PRETORIA, February 13, 2017 – With little formal education, Bongani, 48, took on his father’s trade as a mineworker. Each year for the past 28 years, he leaves his wife and three children in Swaziland to go and work in the mines of South Africa. He has worked at 12 mines in three provinces throughout the country.
When he is contracted to work, he lives in one of the many hostels, which look more like boarding school dormitories, provided by mining companies for the mineworkers they employ.
While employed, he receives basic healthcare from his employer, but between employment contracts, Bongani (not his real name) will not receive company-provided healthcare and will have to source medication for any chronic conditions on his own. Often, he will not have access to his medical records.
“The time in between contracts is the most challenging not just for me but for my fellow miners too, especially when one is ill,” said Bongani. “Yet when you are sick it becomes harder to find work.”
This is not just Bongani’s story. It is the story of many of the estimated 500,000 mineworkers currently working in South Africa. Current statistics indicate that there are 2,500–3,000 diagnosed TB cases per 100,000 mineworkers in South Africa’s gold mines. This is 10 times the World Health Organization’s threshold (250/100,000 people) for an emergency. In addition, an estimated 70% of occupational TB cases go undetected, according to a recent World Bank economic analysis on TB in the mining sector.
“TB in South Africa’s mines is a complex, 150-year-old problem,” said Dr. Patrick Osewe, Global Lead, Healthy Societies Global Solutions Group, at the World Bank, and Team Leader of the Southern Africa TB in the Mining Sector Initiative. “There are millions of miners living in Southern African countries, and many of them don’t know that they could have a chronic illness, putting themselves, their families and communities at risk.”
Mineworkers such as Bongani, also have no incentive to reveal any diagnosed conditions such as tuberculosis (TB) or HIV, because it might render him unemployable and expose him to stigma among fellow mineworkers and among family and friends. If his wife or children get infected too, they will have even less access to healthcare and be less able to adhere to treatment. For TB, for example, failure to adhere to treatment may lead to multi-drug resistant (MDR) and extensively drug-resistant (XDR) strains of the disease, which are more costly to treat.

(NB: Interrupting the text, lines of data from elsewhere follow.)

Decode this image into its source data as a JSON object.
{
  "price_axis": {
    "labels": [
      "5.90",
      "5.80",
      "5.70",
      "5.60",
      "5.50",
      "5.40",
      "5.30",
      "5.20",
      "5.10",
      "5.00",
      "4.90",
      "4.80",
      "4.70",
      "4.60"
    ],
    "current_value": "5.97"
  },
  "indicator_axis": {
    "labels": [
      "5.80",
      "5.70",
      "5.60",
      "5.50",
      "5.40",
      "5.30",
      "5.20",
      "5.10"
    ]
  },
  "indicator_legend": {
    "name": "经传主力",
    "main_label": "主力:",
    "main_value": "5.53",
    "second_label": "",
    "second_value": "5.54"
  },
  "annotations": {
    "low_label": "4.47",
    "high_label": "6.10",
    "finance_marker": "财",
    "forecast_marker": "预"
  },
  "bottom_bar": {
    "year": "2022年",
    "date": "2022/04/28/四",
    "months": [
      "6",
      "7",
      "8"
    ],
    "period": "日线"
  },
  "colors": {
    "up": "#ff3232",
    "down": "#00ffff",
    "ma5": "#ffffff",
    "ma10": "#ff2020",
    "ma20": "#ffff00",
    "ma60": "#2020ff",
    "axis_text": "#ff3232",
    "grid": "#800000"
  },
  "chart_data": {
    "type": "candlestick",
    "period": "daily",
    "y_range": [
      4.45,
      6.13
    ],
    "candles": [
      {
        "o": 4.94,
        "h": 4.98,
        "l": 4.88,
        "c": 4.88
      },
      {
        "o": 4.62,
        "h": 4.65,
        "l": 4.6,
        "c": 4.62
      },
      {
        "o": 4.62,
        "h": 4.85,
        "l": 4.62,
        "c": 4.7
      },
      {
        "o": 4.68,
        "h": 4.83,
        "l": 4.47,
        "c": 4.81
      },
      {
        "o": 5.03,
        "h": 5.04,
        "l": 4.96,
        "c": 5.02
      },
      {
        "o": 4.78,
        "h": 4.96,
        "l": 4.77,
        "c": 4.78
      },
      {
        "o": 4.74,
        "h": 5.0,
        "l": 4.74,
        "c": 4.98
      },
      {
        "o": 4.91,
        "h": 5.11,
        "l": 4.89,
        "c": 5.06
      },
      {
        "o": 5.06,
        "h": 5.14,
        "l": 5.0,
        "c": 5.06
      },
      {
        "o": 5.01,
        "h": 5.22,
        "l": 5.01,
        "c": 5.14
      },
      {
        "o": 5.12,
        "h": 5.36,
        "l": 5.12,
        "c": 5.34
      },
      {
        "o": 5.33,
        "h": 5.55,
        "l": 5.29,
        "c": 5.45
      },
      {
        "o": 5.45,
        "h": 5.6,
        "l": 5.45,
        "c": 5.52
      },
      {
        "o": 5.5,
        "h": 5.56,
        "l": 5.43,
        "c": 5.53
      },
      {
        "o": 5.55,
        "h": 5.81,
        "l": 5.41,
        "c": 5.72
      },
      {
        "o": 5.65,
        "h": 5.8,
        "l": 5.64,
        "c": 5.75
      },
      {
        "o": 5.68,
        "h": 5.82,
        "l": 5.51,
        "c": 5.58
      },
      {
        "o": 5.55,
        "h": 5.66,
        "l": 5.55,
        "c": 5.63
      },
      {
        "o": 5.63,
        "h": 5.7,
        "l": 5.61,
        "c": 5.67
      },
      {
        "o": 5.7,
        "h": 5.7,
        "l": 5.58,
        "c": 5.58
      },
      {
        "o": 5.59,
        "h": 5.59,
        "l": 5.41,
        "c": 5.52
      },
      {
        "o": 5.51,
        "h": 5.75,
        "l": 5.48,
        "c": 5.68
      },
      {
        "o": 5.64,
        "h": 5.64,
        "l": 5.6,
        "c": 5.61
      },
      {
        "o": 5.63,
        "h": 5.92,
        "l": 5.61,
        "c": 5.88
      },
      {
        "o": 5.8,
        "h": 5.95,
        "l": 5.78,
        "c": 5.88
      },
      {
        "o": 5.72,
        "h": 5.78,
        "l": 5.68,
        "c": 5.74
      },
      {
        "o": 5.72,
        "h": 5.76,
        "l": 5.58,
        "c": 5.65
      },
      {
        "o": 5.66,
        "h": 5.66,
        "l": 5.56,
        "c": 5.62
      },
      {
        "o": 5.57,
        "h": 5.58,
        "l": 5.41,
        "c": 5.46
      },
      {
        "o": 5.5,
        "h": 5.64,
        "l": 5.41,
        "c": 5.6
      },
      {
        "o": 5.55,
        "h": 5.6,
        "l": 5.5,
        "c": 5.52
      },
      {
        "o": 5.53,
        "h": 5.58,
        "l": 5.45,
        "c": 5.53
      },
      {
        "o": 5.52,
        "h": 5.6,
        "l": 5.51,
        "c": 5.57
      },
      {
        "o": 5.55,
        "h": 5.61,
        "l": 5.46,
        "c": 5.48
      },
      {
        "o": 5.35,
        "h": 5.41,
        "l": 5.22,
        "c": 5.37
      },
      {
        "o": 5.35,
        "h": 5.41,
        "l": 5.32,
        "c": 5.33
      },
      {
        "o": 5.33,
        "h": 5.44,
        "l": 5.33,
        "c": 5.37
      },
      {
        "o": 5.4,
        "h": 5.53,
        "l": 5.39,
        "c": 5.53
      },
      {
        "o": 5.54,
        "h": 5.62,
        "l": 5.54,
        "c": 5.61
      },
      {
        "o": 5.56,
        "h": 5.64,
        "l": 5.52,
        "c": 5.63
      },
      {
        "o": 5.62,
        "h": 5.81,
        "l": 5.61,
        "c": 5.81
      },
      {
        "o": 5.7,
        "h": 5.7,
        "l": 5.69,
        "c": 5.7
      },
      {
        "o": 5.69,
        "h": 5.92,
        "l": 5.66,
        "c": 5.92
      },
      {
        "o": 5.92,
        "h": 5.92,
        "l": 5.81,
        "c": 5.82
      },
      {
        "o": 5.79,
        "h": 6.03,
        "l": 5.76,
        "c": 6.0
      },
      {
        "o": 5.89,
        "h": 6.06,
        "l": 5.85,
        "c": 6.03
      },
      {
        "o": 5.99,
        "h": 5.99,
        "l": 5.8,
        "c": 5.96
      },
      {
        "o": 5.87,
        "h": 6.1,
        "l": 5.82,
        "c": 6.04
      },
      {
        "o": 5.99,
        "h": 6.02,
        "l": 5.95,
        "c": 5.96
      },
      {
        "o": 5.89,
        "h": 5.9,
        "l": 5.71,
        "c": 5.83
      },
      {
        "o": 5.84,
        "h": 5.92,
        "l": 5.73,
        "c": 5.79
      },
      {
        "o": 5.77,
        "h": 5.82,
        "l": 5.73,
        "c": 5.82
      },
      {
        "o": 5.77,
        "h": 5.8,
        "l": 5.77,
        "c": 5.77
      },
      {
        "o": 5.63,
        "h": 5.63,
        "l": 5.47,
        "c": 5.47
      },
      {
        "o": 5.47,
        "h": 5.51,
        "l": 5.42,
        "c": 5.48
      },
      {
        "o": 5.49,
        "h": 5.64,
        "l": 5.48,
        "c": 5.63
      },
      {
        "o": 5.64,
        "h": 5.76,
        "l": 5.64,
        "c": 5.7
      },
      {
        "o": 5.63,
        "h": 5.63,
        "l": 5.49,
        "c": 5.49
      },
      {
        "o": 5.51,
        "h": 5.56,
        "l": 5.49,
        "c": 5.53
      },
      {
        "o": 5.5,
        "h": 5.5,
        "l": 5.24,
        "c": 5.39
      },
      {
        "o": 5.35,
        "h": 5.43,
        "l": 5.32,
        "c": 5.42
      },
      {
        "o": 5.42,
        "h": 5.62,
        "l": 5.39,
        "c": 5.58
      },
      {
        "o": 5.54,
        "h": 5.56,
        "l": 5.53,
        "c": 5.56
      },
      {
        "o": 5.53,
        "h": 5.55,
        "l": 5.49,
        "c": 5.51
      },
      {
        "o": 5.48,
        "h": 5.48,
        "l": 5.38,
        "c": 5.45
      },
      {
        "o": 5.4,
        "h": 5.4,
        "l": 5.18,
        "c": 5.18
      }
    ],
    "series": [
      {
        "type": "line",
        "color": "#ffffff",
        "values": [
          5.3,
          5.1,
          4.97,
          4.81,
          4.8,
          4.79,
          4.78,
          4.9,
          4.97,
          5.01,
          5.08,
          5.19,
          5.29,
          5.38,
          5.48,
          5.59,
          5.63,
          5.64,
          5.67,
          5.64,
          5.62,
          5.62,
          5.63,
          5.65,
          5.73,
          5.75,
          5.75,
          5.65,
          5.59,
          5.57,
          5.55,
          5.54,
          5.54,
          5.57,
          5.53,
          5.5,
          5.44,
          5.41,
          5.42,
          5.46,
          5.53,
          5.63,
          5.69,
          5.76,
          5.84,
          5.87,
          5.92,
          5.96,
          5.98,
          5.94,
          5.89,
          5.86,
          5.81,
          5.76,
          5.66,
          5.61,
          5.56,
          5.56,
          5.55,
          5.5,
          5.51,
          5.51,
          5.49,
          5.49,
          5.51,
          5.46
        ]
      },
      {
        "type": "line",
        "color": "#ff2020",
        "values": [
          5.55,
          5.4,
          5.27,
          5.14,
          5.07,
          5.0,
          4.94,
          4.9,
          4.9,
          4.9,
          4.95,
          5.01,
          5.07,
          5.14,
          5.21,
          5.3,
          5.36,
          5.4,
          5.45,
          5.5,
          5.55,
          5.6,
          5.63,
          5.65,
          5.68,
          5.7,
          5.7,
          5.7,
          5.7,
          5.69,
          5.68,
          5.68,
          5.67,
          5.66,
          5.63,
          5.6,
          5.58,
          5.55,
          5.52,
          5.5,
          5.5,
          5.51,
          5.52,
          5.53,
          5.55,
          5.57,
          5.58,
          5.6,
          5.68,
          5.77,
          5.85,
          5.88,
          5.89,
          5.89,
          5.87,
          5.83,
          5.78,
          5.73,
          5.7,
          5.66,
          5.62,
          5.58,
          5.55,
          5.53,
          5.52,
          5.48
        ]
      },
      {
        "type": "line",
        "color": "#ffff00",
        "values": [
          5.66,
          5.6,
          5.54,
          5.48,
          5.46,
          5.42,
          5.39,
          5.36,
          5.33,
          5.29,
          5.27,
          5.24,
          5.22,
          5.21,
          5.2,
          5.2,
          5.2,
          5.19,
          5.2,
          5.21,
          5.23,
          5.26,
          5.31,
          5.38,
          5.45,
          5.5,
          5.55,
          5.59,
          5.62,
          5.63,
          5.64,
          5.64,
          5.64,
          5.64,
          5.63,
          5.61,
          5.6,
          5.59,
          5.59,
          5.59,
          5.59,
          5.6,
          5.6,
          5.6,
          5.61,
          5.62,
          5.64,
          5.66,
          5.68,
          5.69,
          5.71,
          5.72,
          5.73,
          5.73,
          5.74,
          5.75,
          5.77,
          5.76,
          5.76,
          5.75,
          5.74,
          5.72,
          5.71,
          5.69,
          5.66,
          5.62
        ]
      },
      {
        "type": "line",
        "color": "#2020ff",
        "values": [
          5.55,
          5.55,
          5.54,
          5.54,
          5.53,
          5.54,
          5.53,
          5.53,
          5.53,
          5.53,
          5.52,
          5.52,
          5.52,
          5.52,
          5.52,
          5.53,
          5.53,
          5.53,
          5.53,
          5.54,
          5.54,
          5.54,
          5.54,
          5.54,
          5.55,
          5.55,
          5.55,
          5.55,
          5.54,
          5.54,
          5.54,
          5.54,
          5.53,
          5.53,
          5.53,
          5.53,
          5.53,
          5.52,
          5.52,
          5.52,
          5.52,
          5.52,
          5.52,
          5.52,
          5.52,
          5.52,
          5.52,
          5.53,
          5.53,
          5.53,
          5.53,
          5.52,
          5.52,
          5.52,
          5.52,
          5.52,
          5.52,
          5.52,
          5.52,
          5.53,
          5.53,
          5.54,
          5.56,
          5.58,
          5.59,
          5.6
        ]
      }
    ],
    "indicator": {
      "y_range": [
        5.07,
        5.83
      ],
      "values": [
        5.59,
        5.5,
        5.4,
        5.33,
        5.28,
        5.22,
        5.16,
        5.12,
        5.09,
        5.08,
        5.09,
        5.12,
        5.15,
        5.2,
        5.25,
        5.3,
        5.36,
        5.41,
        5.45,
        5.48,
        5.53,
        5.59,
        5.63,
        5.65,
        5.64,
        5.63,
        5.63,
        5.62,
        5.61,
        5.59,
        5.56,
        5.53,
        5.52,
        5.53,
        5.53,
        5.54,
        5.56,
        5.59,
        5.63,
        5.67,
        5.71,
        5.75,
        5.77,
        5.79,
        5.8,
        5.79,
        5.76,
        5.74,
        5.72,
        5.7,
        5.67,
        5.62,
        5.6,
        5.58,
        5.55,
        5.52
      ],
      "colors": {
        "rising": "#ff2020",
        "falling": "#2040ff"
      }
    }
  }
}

In addition, crossing the border to his home in Swaziland once a year carrying a three-to-six month supply of medication could cause issues with border control authorities. And, once in Swaziland, he would not have access to medical support for potential side effects or medication refills.
There are an estimated two million ex-mineworkers living in South Africa and the neighboring labor-sending countries of Lesotho, Swaziland and Mozambique. There is a high-incidence of TB among mineworkers; several factors that contribute include prolonged exposure to silica dust, poor living conditions, high HIV prevalence in mining communities, poverty, and a poor cross border health referral system.
In addition, the unique circular movement of mineworkers across provincial and national borders fuels infection rates, adversely affects adherence to TB treatment, and contributes to the incidence of drug resistant strains.
To fight TB and address some of the underlying social causes of infections among mineworkers, the World Bank and development partners such as the Global Fund have undertaken a series of initiatives, including studies and innovative projects, and is mobilizing stakeholders and resources.